Replacements Get Cheaper

Spring Bred Heifer Sales Follow Industry Downtrend

Victoria G Myers
By  Victoria G. Myers , Progressive Farmer Senior Editor
Replacement heifers are still selling, but prices for spring offerings in many areas are down compared to those in 2015. (DTN/Progressive Farmer photo by Victoria G. Myers)

Missouri's annual Show-Me-Select (SMS) bred heifer sales have historically provided a candid snapshot of prices for high quality beef replacements. This spring the program held four sales, beginning April 15, with the last one reported June 4. Price movement, when compared to 2015, continued to show a downturn.

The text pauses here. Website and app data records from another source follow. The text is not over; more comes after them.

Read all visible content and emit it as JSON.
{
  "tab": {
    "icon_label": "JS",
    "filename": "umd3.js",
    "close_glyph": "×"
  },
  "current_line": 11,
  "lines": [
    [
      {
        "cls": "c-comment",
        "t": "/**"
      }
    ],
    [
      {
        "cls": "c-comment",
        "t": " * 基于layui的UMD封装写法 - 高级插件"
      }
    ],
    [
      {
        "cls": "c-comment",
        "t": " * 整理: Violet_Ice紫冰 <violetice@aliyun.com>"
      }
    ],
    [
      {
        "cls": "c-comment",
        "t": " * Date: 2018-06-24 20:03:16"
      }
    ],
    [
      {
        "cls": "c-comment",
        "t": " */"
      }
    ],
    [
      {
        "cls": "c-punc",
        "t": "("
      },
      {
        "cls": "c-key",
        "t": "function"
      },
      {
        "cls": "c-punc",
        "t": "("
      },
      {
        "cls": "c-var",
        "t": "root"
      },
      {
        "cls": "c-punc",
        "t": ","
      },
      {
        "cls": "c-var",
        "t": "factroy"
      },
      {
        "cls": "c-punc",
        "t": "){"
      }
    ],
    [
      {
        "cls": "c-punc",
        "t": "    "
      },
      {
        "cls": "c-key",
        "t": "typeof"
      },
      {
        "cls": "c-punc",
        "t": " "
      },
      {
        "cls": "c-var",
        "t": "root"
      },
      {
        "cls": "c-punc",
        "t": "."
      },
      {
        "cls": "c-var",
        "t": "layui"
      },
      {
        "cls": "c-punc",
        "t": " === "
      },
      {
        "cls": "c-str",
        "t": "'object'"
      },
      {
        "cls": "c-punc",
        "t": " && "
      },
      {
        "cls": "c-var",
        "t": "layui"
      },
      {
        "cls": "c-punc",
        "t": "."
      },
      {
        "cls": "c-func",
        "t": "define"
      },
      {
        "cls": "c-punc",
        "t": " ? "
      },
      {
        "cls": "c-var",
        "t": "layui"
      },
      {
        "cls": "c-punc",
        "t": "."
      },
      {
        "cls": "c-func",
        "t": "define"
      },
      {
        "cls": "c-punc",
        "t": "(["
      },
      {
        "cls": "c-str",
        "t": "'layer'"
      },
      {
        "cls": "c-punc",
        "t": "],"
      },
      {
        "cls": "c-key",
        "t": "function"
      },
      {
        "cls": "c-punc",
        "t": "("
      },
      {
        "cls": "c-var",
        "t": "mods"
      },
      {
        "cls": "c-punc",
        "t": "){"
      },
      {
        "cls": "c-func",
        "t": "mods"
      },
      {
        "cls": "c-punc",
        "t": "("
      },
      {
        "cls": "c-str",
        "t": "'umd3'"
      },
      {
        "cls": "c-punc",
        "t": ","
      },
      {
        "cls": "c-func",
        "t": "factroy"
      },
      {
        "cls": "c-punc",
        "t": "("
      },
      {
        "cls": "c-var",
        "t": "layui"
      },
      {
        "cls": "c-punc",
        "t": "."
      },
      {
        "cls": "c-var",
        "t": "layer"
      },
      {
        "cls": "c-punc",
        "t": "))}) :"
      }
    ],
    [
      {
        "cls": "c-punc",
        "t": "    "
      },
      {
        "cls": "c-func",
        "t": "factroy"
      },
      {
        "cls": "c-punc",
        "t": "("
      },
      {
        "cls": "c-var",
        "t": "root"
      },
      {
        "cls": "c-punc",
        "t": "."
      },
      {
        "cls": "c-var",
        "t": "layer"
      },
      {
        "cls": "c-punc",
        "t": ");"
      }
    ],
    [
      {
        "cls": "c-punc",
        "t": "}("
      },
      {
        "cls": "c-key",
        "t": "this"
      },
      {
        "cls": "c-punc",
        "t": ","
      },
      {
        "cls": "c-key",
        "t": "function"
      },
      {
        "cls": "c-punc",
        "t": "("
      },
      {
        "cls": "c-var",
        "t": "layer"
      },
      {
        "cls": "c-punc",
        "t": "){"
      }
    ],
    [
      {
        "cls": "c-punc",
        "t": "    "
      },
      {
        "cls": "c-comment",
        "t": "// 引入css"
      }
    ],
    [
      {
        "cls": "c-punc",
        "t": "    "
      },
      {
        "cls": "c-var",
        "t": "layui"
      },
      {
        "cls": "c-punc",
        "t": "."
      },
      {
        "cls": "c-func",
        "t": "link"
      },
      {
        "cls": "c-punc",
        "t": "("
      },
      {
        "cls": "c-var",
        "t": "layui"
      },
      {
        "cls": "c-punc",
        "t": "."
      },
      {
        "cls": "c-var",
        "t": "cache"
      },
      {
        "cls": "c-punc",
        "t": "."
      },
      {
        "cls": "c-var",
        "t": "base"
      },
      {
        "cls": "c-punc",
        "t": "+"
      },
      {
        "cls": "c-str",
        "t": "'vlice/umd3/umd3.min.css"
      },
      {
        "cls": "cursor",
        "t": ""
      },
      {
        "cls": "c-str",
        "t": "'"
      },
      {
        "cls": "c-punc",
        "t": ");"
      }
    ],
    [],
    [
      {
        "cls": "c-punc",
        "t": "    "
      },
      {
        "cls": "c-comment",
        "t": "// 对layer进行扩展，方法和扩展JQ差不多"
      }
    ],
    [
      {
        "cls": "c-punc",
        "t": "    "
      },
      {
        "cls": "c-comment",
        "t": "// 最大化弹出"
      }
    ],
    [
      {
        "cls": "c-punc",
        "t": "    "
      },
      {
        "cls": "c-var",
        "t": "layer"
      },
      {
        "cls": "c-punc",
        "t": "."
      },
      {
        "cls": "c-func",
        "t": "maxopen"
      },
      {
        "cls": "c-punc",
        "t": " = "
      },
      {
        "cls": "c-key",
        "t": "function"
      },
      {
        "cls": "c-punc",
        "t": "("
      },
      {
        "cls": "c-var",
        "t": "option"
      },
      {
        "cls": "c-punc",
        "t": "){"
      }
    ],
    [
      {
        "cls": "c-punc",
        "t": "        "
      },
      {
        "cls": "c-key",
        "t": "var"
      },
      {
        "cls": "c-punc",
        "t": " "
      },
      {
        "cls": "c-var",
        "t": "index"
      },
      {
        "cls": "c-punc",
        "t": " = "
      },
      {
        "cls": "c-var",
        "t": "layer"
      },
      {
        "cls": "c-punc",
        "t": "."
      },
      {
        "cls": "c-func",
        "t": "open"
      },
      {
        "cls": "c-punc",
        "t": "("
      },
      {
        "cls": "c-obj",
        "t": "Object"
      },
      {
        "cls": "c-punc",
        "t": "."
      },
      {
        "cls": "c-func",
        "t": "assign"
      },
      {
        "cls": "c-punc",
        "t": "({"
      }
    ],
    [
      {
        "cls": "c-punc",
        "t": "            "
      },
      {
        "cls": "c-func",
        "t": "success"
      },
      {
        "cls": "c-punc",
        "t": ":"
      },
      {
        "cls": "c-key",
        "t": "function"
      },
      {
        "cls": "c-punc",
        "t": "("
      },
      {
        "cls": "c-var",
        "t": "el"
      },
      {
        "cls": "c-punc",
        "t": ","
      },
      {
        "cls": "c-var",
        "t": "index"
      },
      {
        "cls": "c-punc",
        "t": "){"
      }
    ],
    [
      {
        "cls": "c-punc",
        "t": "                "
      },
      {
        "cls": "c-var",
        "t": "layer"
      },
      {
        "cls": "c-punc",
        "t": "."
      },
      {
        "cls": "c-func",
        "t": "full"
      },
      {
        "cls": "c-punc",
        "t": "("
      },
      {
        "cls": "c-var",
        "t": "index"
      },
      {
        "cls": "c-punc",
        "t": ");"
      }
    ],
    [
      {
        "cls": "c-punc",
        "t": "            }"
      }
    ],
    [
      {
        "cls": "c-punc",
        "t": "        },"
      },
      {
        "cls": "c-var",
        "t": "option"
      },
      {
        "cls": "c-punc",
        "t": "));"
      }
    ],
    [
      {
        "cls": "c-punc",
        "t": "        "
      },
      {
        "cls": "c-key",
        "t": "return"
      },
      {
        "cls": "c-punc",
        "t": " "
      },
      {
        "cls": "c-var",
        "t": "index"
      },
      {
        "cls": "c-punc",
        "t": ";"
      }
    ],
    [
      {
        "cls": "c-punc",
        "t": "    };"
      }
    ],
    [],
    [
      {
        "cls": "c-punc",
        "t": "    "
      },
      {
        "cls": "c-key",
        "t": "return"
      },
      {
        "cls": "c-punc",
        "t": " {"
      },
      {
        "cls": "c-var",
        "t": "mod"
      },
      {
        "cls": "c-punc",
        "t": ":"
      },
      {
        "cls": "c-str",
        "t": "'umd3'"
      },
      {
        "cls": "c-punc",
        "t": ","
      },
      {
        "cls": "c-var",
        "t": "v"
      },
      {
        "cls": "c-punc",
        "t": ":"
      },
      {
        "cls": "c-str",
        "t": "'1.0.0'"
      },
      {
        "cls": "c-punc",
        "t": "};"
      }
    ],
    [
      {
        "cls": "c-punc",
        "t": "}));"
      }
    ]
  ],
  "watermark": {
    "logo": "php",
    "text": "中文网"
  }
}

Artificially inseminated heifers again brought premiums over those that conceived using natural service.

The first sale, held at Farmington Livestock Auction, brought 168 head to market, and ended with average prices on all heifers at $2,070, and the max at $2,500. This was the first year for the sale at Farmington, so there was no year-earlier comparison.

The second spring sale, held May 7 at Fruitland Livestock Sales, brought 121 head to market, compared to 213 in 2015. Average price this year was $2,427, max was $3,500. Last year the average was $2,743 and the max was $3,900.

The third sale, held May 20 at Joplin Regional Stockyards in Carthage, brought 291 head to market, a slight increase over the 283 head sold in 2015. Average price this year was $2,236, max was $3,200. In 2015 average price was $2,861, max was $3,600.

The June 4 sale continued to show bred heifer prices are pulling in. This sale, held at F & T Livestock Market, Palmyra, brought 146 head to market, compared to 103 in 2015. Average sale price was $1,977 per head, with a max of $2,300. Last year the average price was $2,857, with a max of $3,050.

Fall SMS sales will begin in October, and Dave Patterson, University of Missouri Extension beef specialist, said traditionally more heifers are sold at this time as buyers shop for replacements to go in spring calving herds. It's a trend the specialist added he sees changing.

"Fall calving is gaining in north Missouri," he said, explaining it is already common in the southern part of the state where longer grazing seasons and mild winters have made it more feasible for producers.

The Show-Me-Select Replacement Heifer Program's sale eligibility requirements are detailed and include pelvic measurements, parasite control, minimum weights and body condition scores, heifer inspection, BVD-PI tests, a pregnancy guarantee at time of sale and use of known sires with complete EPD information. All the details, along with contact information for program coordinators are available at: http://agebb.missouri.edu/…

(VM/CZ)

Victoria Myers